Breadboard Testing
Breadboard Testing


Relay Circuit Proto Board, Top Side
Proto board. The wires on the
top go to the joystick and the
wires on the right side go to the
Proto Board, Bottom Side
Proto board, bottom side.
Coated with Epoxy for waterproofing.
Epoxy potted for waterproofing.

Once the parts arrived its time to put them together on a breadboard and make it work. I  added a 500 ohm pull down resistors to each of the 4 inputs to the NOT gate. In the photo, I have one of the test LED's being powered through a 10 amp DPDT relay that uses a 6 volt coil.

The next step to to move all of this to a proto board and solder it in place. Here is where it pays off to have purchases two sets of the parts so you can build and troubleshoot the real board by comparing it to your bread board. Sockets for the ic chips will help too, but they are also optional. After several hours I finally had the board finished. It's powered directly from the 9 volt battery which also supplies the power for the relays. There are 2 sets of leads; one set goes to the joystick switches and the other to the relays. There is 1 wire for each switch or relay and one ground wire in each set.


The next step will be to pot the entire board in epoxy in order to make it waterproof and then attach it to the base of the joystick. You can buy non-conductive epoxy that is intended to water proof and also hide your circuit design from others. It actually does the former very well and the latter hardly at all as all epoxies can be chemically removed with epoxy stripper. It's not like we've invented a cruise missile guidance system here anyway. I used off-the-shelf 5 minute epoxy for plastic from the hardware store. After covering my board I waited 24 hours and tested to board only to find that nothing worked. I nearly cursed God and died, but fortunately tested it again after 48 hours and everything was working perfectly. God be Praised!  Don't add epoxy thicher that 1/2 inch, because it shrinks when it dries.  If it shrinks too much, it can crush the chips.


DPDT Relay
DPDT Relay
Wiring relays for forward and reverse.
Wring the relays for forward and
DPDT Relay wiring with added safty.
Wiring for relays with added
safety of running the coil ground
through the other relay to prevent
and accidental short.

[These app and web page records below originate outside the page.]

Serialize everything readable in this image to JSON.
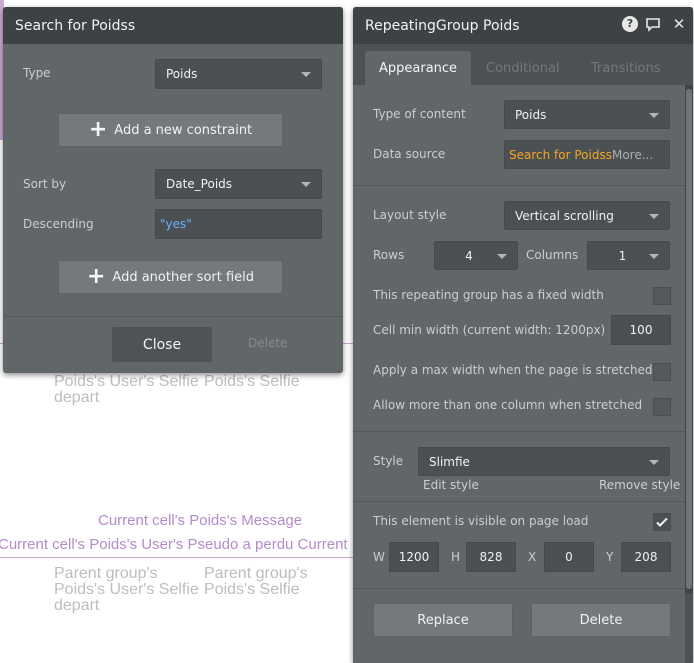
{
  "background": {
    "row1": {
      "col1_lines": [
        "Poids's User's Selfie",
        "depart"
      ],
      "col2_lines": [
        "Poids's Selfie"
      ]
    },
    "message": "Current cell's Poids's Message",
    "pseudo_line": "Current cell's Poids's User's Pseudo a perdu Current",
    "row2": {
      "col1_lines": [
        "Parent group's",
        "Poids's User's Selfie",
        "depart"
      ],
      "col2_lines": [
        "Parent group's",
        "Poids's Selfie"
      ]
    }
  },
  "search_panel": {
    "title": "Search for Poidss",
    "type_label": "Type",
    "type_value": "Poids",
    "add_constraint_label": "Add a new constraint",
    "sort_by_label": "Sort by",
    "sort_by_value": "Date_Poids",
    "descending_label": "Descending",
    "descending_value": "\"yes\"",
    "add_sort_label": "Add another sort field",
    "close_label": "Close",
    "delete_label": "Delete"
  },
  "editor": {
    "title": "RepeatingGroup Poids",
    "header_icons": [
      "help-icon",
      "comment-icon",
      "close-icon"
    ],
    "tabs": [
      "Appearance",
      "Conditional",
      "Transitions"
    ],
    "active_tab": "Appearance",
    "type_of_content_label": "Type of content",
    "type_of_content_value": "Poids",
    "data_source_label": "Data source",
    "data_source_value": "Search for Poidss",
    "data_source_more": "More...",
    "layout_style_label": "Layout style",
    "layout_style_value": "Vertical scrolling",
    "rows_label": "Rows",
    "rows_value": "4",
    "columns_label": "Columns",
    "columns_value": "1",
    "fixed_width_label": "This repeating group has a fixed width",
    "cell_min_width_label": "Cell min width (current width: 1200px)",
    "cell_min_width_value": "100",
    "max_width_label": "Apply a max width when the page is stretched",
    "multi_column_label": "Allow more than one column when stretched",
    "style_label": "Style",
    "style_value": "Slimfie",
    "edit_style_label": "Edit style",
    "remove_style_label": "Remove style",
    "visible_label": "This element is visible on page load",
    "visible_checked": true,
    "w_label": "W",
    "w_value": "1200",
    "h_label": "H",
    "h_value": "828",
    "x_label": "X",
    "x_value": "0",
    "y_label": "Y",
    "y_value": "208",
    "replace_label": "Replace",
    "delete_label": "Delete"
  },
  "colors": {
    "panel_dark": "#3d4245",
    "panel_body": "#616669",
    "accent_orange": "#f5a623",
    "accent_blue": "#6ab0ff",
    "canvas_purple": "#b58bc8"
  }
}
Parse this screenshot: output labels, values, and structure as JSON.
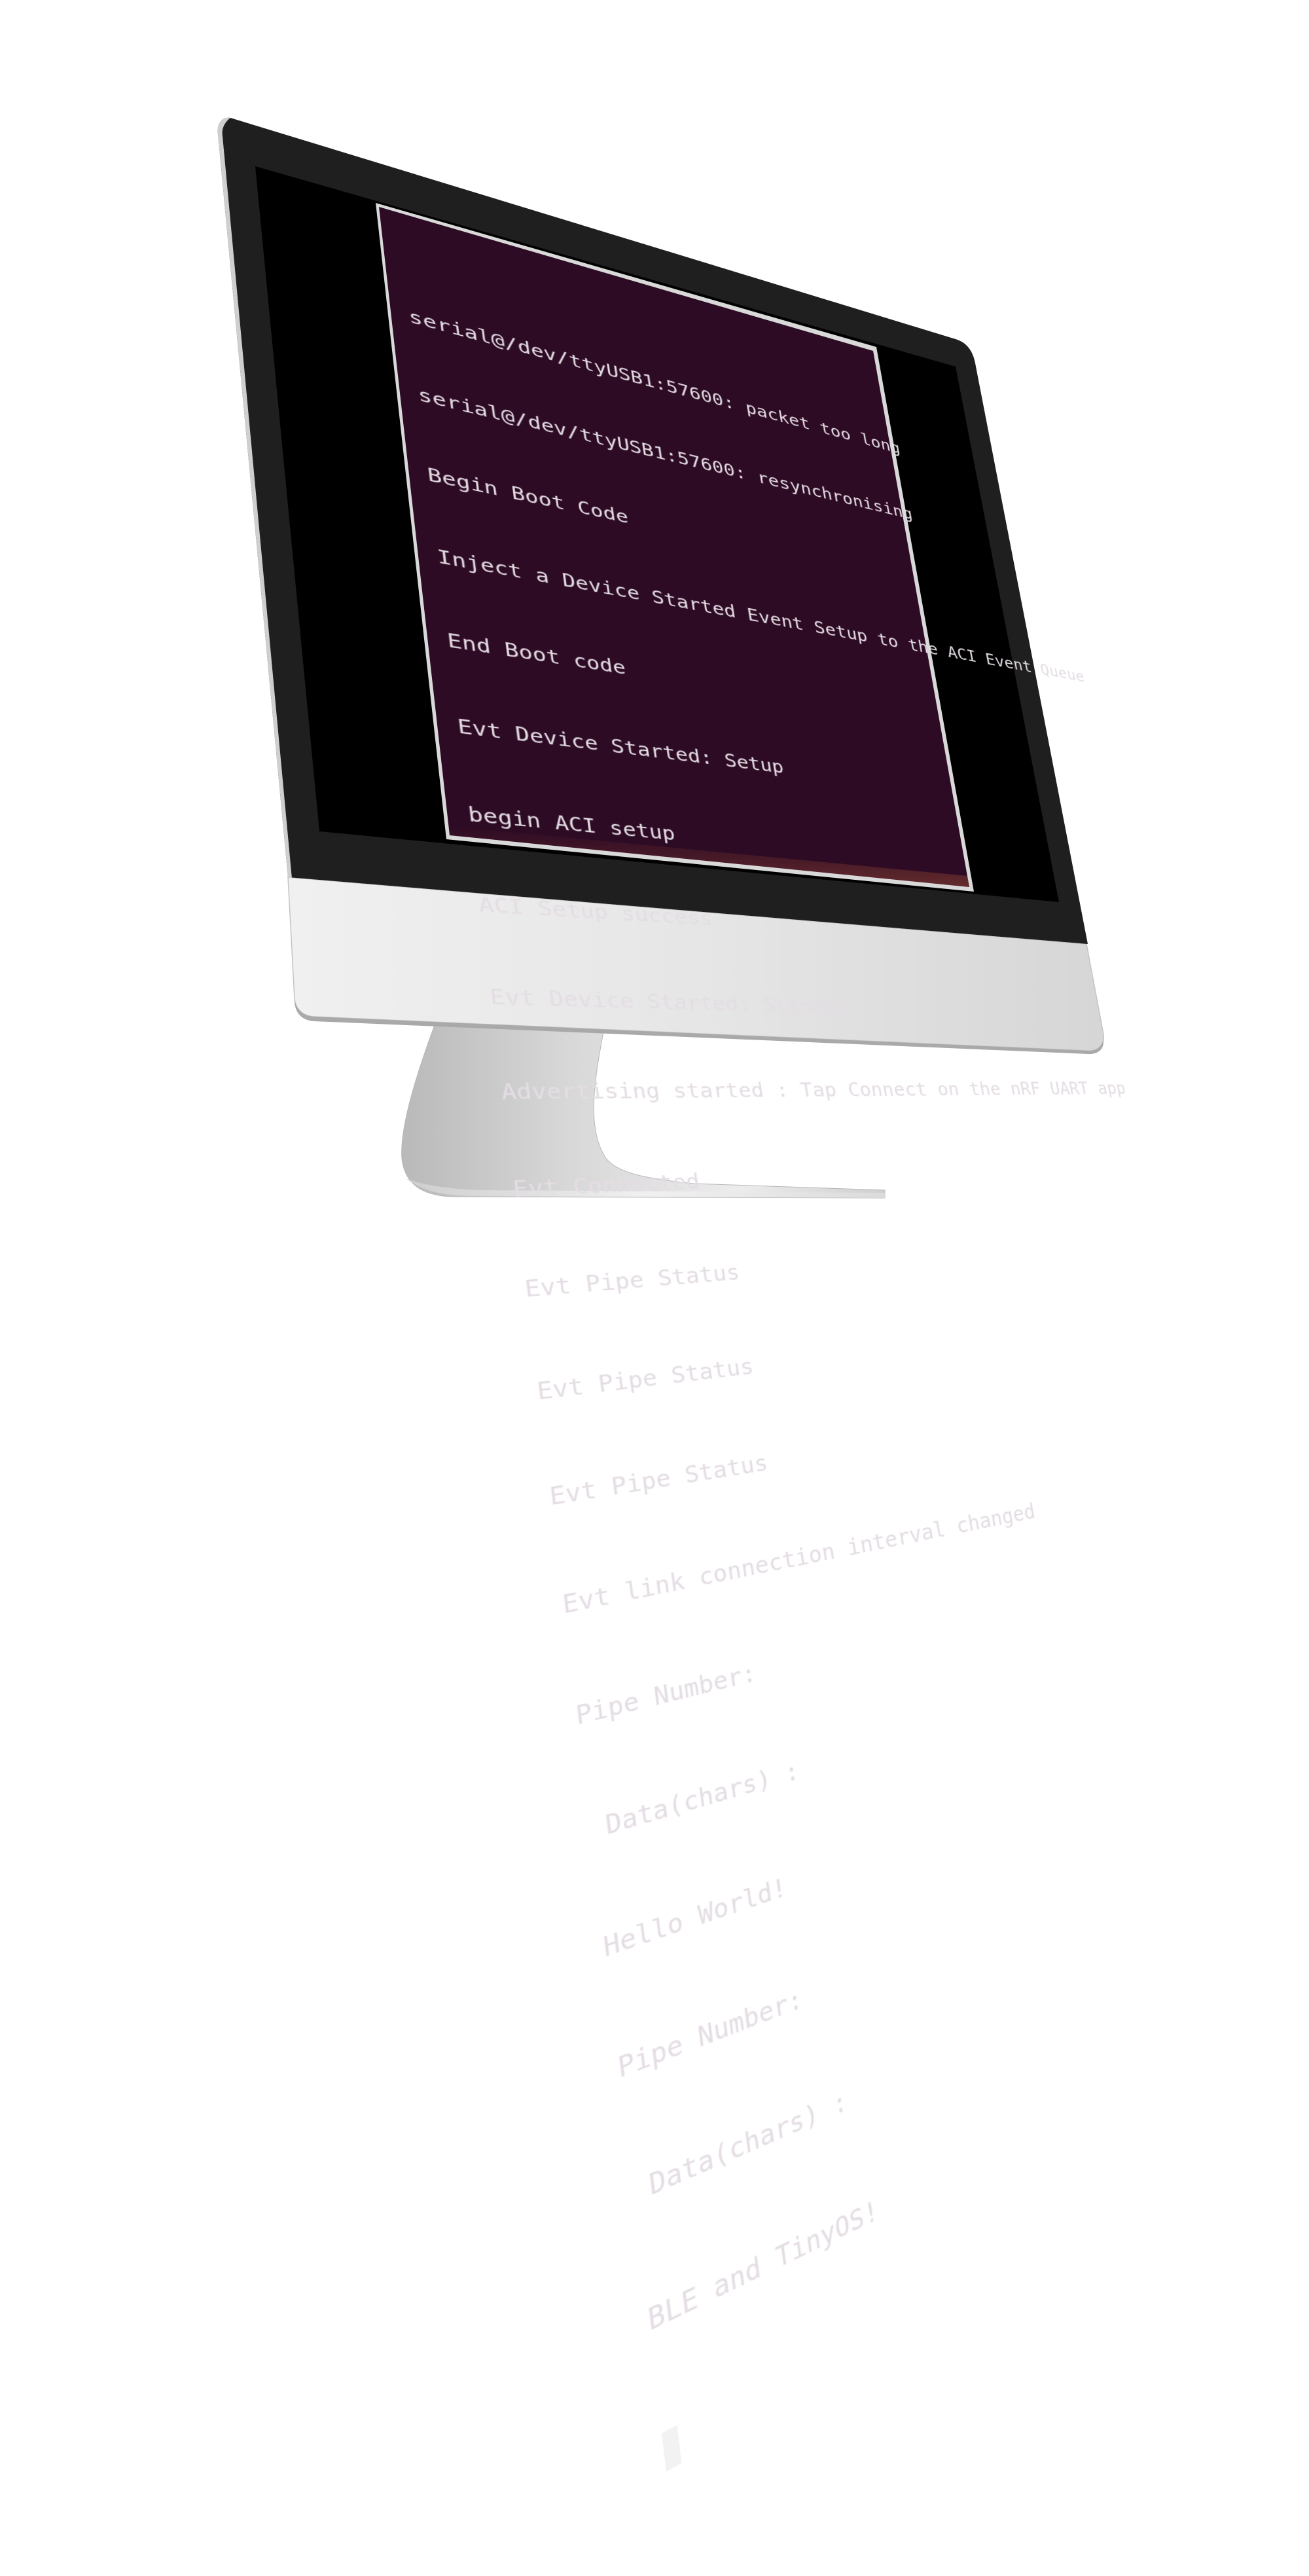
{
  "terminal": {
    "lines": [
      "serial@/dev/ttyUSB1:57600: packet too long",
      "serial@/dev/ttyUSB1:57600: resynchronising",
      "Begin Boot Code",
      "Inject a Device Started Event Setup to the ACI Event Queue",
      "End Boot code",
      "Evt Device Started: Setup",
      "begin ACI setup",
      "ACI Setup success",
      "Evt Device Started: Standby",
      "Advertising started : Tap Connect on the nRF UART app",
      "Evt Connected",
      "Evt Pipe Status",
      "Evt Pipe Status",
      "Evt Pipe Status",
      "Evt link connection interval changed",
      "Pipe Number:",
      " Data(chars) :",
      "Hello World!",
      "Pipe Number:",
      " Data(chars) :",
      "BLE and TinyOS!"
    ]
  },
  "colors": {
    "terminal_background": "#2e0b24",
    "terminal_text": "#e4dde4",
    "screen_black": "#000000",
    "bezel": "#1f1f1f",
    "chin": "#e3e3e3"
  }
}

Connecting Circuit to the Relays

The wiring diagram below shows a pair of relays for one of the motors, with the Forward Relay switched on. Most of the time when you see two relays used to run a motor in forward or reverse, one relay will be used to turn the power on and then it feeds through the second relay than has the ability to crisscross the wires in order to reverse the motor. Because the logic circuit has one output for forward and another for reverses and because both should never be on at the same time, we can have each relay power the motor on its own. This will actually help conserve the 9 volt battery because we only power a maximum of 3 relay coils at any one time.

However, mistakes can happen, the joystick could short circuit, the circuit board could fail, or a relay could stick in the on position.  If both relays did happen to switch on at the same time it would cause a major problem because all of the batteries energy would star moving across the power line directly from the positive terminal to the negative terminal. Very soon something would get too hot and burn up or worse the battery could explode.  A couple of things can be done to prevent this.  One is to use the unused normally-closed throws on the DPDT Relays.  Routing the coil ground through the normally closed side of the other relay will prevent the relay from energizing it's coil if the other relay is already on.

A fuse it the best safety device.  If the motors each pull 2 amps, then the most power ever needed would be about 6 amps.  If you put a 10 amp fuse on the positive current flowing out of the battery then if a short occurs the fuse it will burn up and turn off the current before anything really bad happens.